It will output 120 frames (--mult-frames 120) walking from distance 0 (--mult_dist_from 0) to 30 (--mult_dist_to 30), using a gaussian smoothing factor sigma of 1 (--sigma 1) with a visible range of 8 meters (--mult-range-view 8). The algorithm will:

  1. For i in 0 to 30, splitted in 120 parts:
    1. Let i be the mid distance
    2. Calculate minimum distance: i - (range_view/2)
    3. Calculate maximum distance: i + (range_view/2)
    4. Project to 2D the points between minimum and maximum distances
    5. Do gaussian smooth by horizontal distance: mean = i and sigma defined by --sigma or -s OPTION
    6. Create an image as OUTPUT_NAME.{n}.png, where {n} will be replaced by numbers from 0 to 119 for each step.

Coloring other than grayscale

You should be able to transform grayscale png output format to false color using something like imagemagick, for instance. The command line would be somethink like:

convert {INPUT_FILE} -normalize ( xc:black xc:red xc:yellow xc:blue +append -filter Cubic -resize 600x1! ) -clut {OUTPUT_FILE} 

This would convert the {INPUT_FILE} grayscale to a black->red->yellow->blue scale. But if you are going this way you should be careful to actually not apply the gaussian to the grayscale images, instead you should use the --split or -S flag to split the output images between the reflectance part and the gaussian_weigths, the files should be named {OUTPUT_FILE}.{n}.png for the reflectance data and {OUTPUT_FILE}.{n}.g.png for the gaussian weights. Then you can first apply the false color to the reflectance data as explained previously and then fade it out by the *.g.png gaussian weight using something like:

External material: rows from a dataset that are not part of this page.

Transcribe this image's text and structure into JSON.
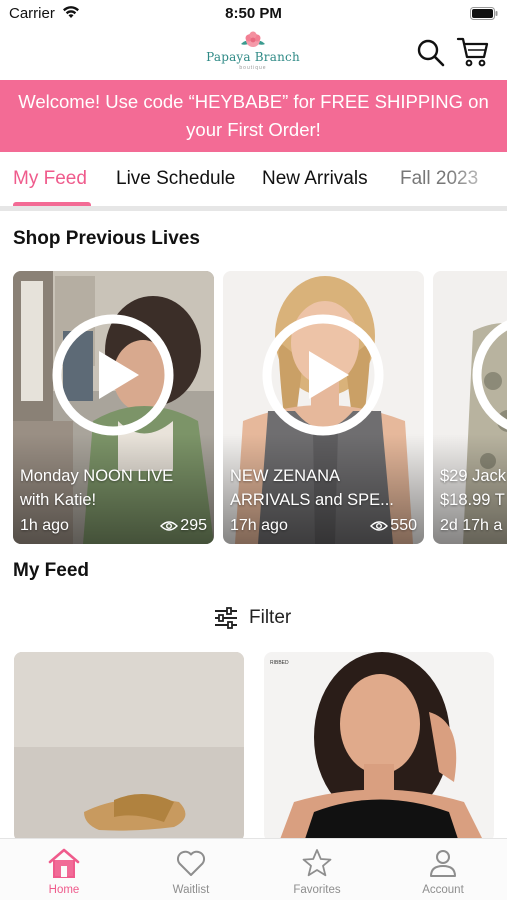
{
  "status_bar": {
    "carrier": "Carrier",
    "time": "8:50 PM"
  },
  "header": {
    "logo_text": "Papaya Branch",
    "logo_subtext": "boutique"
  },
  "promo": {
    "line1": "Welcome! Use code “HEYBABE”  for FREE SHIPPING on",
    "line2": "your First Order!"
  },
  "tabs": [
    {
      "label": "My Feed",
      "active": true
    },
    {
      "label": "Live Schedule"
    },
    {
      "label": "New Arrivals"
    },
    {
      "label": "Fall 2023"
    }
  ],
  "lives_section": {
    "title": "Shop Previous Lives",
    "cards": [
      {
        "title_line1": "Monday NOON LIVE",
        "title_line2": "with Katie!",
        "time": "1h ago",
        "views": "295"
      },
      {
        "title_line1": "NEW ZENANA",
        "title_line2": "ARRIVALS and SPE...",
        "time": "17h ago",
        "views": "550"
      },
      {
        "title_line1": "$29 Jack",
        "title_line2": "$18.99 T",
        "time": "2d 17h a",
        "views": ""
      }
    ]
  },
  "feed_section": {
    "title": "My Feed",
    "filter_label": "Filter",
    "product_tag": "RIBBED"
  },
  "bottom_nav": [
    {
      "label": "Home",
      "icon": "home-icon",
      "active": true
    },
    {
      "label": "Waitlist",
      "icon": "heart-icon"
    },
    {
      "label": "Favorites",
      "icon": "star-icon"
    },
    {
      "label": "Account",
      "icon": "account-icon"
    }
  ],
  "colors": {
    "brand_pink": "#f36b95",
    "active_pink": "#ef5b8c",
    "logo_teal": "#2f8a86"
  }
}
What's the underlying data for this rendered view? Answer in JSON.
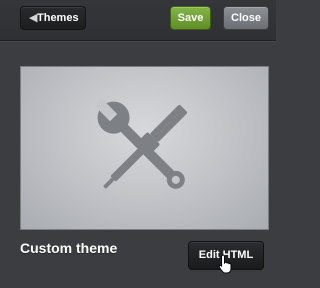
{
  "header": {
    "back_label": "Themes",
    "back_icon": "chevron-left-icon",
    "save_label": "Save",
    "close_label": "Close"
  },
  "theme": {
    "name": "Custom theme",
    "preview_icon": "tools-icon",
    "edit_label": "Edit HTML"
  },
  "cursor": {
    "icon": "hand-pointer-icon"
  },
  "colors": {
    "save_button": "#6f9f34",
    "close_button": "#7c7f84",
    "background": "#3b3d40"
  }
}
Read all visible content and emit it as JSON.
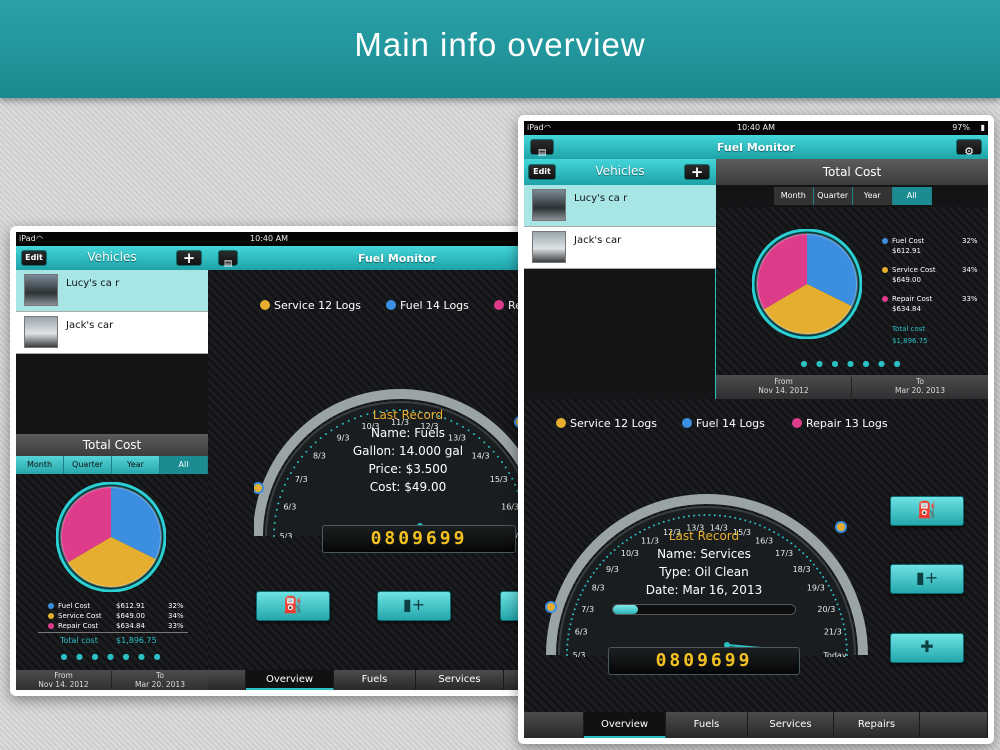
{
  "banner": {
    "title": "Main info overview"
  },
  "status": {
    "device": "iPad",
    "time": "10:40 AM",
    "battery": "97%"
  },
  "app": {
    "title": "Fuel Monitor"
  },
  "vehicles": {
    "title": "Vehicles",
    "edit": "Edit",
    "add": "+",
    "items": [
      {
        "name": "Lucy's ca r"
      },
      {
        "name": "Jack's car"
      }
    ]
  },
  "total_cost": {
    "title": "Total Cost",
    "segments": [
      "Month",
      "Quarter",
      "Year",
      "All"
    ],
    "selected": "All",
    "rows": [
      {
        "label": "Fuel Cost",
        "value": "$612.91",
        "pct": "32%",
        "color": "#3b8ee0"
      },
      {
        "label": "Service Cost",
        "value": "$649.00",
        "pct": "34%",
        "color": "#e6ae2e"
      },
      {
        "label": "Repair Cost",
        "value": "$634.84",
        "pct": "33%",
        "color": "#df3b8b"
      }
    ],
    "total_label": "Total cost",
    "total_value": "$1,896.75",
    "dots": "● ● ● ● ● ● ●",
    "from_label": "From",
    "from_date": "Nov 14. 2012",
    "to_label": "To",
    "to_date": "Mar 20. 2013"
  },
  "chart_data": {
    "type": "pie",
    "title": "Total Cost",
    "categories": [
      "Fuel Cost",
      "Service Cost",
      "Repair Cost"
    ],
    "values": [
      612.91,
      649.0,
      634.84
    ],
    "percent": [
      32,
      34,
      33
    ]
  },
  "logs": {
    "service": "Service 12 Logs",
    "fuel": "Fuel 14 Logs",
    "repair": "Repair 13 Logs",
    "service_color": "#e6ae2e",
    "fuel_color": "#3b8ee0",
    "repair_color": "#df3b8b"
  },
  "gauge_left": {
    "ticks": [
      "5/3",
      "6/3",
      "7/3",
      "8/3",
      "9/3",
      "10/3",
      "11/3",
      "12/3",
      "13/3",
      "14/3",
      "15/3",
      "16/3",
      "17/3"
    ],
    "heading": "Last Record",
    "line1": "Name: Fuels",
    "line2": "Gallon: 14.000 gal",
    "line3": "Price: $3.500",
    "line4": "Cost: $49.00",
    "odometer": "0809699"
  },
  "gauge_right": {
    "ticks": [
      "5/3",
      "6/3",
      "7/3",
      "8/3",
      "9/3",
      "10/3",
      "11/3",
      "12/3",
      "13/3",
      "14/3",
      "15/3",
      "16/3",
      "17/3",
      "18/3",
      "19/3",
      "20/3",
      "21/3",
      "Today"
    ],
    "heading": "Last Record",
    "line1": "Name: Services",
    "line2": "Type: Oil Clean",
    "line3": "Date: Mar 16, 2013",
    "odometer": "0809699"
  },
  "tabs": [
    "Overview",
    "Fuels",
    "Services",
    "Repairs"
  ],
  "active_tab": "Overview",
  "icons": {
    "add_fuel": "fuel-pump-add-icon",
    "add_service": "jerrycan-add-icon",
    "add_repair": "wrench-add-icon",
    "settings": "gear-icon",
    "menu": "document-icon"
  }
}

Creating a video file

There are many solutions for converting sequential images to video files, I've used ffmpeg for that, with the following command line:

ffmpeg -start_number 0 -i {INPUT_IMAGE_PATTERN} -c:v libx264 -vf "fps=23,format=yuv420p,pad=width=ceil(iw/2)*2:height=ceil(ih/2)*2" {OUTPUT.mp4}

The strange part pad=width=ceil(iw/2)*2:height=ceil(ih/2)*2 will handle odd heights and widths, or else it could fail. The {INPUT_IMAGE_PATTERN} should be something like images_%3d.png which will match files with prefix images_ + three digits number + .png.


This is a command line tool, it can accept multiple files and will run in parallel.


$ cargo install tls_3d_to_2d
$ tls_3d_to_2d --help
3d-to-2d 0.3.0

    tls_3d_to_2d [FLAGS] [OPTIONS] --output <output> [file]...

    -h, --help        Prints help information
    -p, --progress
    -S, --split       Save splitted gauss weights and reflectance images (see README)
        --version     Prints version information

    -D, --dist-max <dist-max>                  Maximum distance [default: 20.0]
    -d, --dist-min <dist-min>                  Minimum distance [default: 0.0]
    -f, --mult-dist-from <mult-dist-from>      From distance (multiple images, see readme) [default: -1.0]
    -F, --mult-dist-to <mult-dist-to>          To distance (multiple images, see README) [default: -1.0]
    -t, --mult-frames <mult-frames>            Total frames (multiple images, see README) [default: 120]
    -V, --mult-range-view <mult-range-view>    Range view (multiple images, see README) [default: 6.0]
    -n, --n-threads <n-threads>                Number of threads to run multiple files in parallel [default: 0]
    -o, --output <output>                      Output file name
    -s, --sigma <sigma>                        Sigma gaussian smoothing factor from range center [default: 0.0]
    -w, --width <width>                        Azimuth pixel resolution [default: 1800]
    -Z, --zen-max <zen-max>                    Maximum zenith [default: 120.0]
    -z, --zen-min <zen-min>                    Minimum zenith [default: 30.0]

    <file>...    Input file list space separated

Output example:

output sample image

Output sample video